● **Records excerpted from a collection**
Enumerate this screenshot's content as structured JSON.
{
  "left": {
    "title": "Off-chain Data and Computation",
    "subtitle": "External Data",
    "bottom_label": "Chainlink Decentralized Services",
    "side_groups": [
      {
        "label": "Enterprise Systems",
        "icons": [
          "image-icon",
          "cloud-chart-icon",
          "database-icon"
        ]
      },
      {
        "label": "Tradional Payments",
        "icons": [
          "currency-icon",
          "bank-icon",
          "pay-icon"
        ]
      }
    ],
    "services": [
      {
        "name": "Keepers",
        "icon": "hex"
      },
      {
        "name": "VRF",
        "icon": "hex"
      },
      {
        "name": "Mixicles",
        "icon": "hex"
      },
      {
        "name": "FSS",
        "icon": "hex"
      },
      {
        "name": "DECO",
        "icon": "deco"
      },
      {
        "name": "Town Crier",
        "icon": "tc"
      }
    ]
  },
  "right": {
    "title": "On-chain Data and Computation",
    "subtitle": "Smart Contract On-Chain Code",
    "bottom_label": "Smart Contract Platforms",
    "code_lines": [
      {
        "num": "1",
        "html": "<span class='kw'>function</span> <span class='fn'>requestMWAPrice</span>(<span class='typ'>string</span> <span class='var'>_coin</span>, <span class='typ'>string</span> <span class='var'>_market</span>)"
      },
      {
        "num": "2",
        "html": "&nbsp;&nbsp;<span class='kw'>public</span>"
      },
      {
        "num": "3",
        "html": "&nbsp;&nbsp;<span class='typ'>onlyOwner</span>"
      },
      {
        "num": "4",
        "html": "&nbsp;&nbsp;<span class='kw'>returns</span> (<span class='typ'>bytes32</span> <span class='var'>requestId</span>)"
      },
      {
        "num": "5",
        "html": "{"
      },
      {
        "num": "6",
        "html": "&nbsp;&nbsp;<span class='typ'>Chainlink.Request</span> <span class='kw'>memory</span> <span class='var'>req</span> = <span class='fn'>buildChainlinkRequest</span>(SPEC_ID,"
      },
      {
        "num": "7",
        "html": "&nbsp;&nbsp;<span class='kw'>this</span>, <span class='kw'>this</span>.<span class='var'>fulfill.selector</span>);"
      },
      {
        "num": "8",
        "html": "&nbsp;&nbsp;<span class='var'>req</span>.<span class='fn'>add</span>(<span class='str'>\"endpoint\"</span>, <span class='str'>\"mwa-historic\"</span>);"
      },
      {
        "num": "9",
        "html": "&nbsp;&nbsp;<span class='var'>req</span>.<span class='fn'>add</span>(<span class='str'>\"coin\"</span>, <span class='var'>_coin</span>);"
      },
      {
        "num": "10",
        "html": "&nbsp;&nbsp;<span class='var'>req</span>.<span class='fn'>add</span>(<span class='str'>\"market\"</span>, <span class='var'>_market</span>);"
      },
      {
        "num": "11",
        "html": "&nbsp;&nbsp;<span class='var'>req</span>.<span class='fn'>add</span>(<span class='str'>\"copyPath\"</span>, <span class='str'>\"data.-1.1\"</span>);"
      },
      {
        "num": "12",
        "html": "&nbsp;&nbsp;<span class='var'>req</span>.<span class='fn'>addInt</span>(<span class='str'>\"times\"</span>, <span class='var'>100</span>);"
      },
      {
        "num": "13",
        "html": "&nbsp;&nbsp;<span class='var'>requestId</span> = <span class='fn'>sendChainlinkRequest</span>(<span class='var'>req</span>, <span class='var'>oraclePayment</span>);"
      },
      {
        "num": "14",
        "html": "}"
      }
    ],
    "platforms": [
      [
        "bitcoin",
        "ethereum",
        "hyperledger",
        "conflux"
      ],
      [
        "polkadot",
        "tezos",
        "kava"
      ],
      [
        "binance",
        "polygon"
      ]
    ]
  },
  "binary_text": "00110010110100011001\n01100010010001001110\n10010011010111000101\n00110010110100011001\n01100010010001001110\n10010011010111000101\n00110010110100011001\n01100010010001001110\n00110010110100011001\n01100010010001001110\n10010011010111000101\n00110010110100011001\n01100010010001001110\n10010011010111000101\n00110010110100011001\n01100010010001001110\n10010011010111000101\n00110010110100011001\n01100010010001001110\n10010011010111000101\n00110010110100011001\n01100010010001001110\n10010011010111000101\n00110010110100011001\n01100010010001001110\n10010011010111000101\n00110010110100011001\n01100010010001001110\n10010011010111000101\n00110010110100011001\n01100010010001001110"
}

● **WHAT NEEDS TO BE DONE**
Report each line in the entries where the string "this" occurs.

● **WRITTEN REPLY**
Enumerate this screenshot's content as structured JSON.
        "html": "&nbsp;&nbsp;<span class='kw'>this</span>, <span class='kw'>this</span>.<span class='var'>fulfill.selector</span>);"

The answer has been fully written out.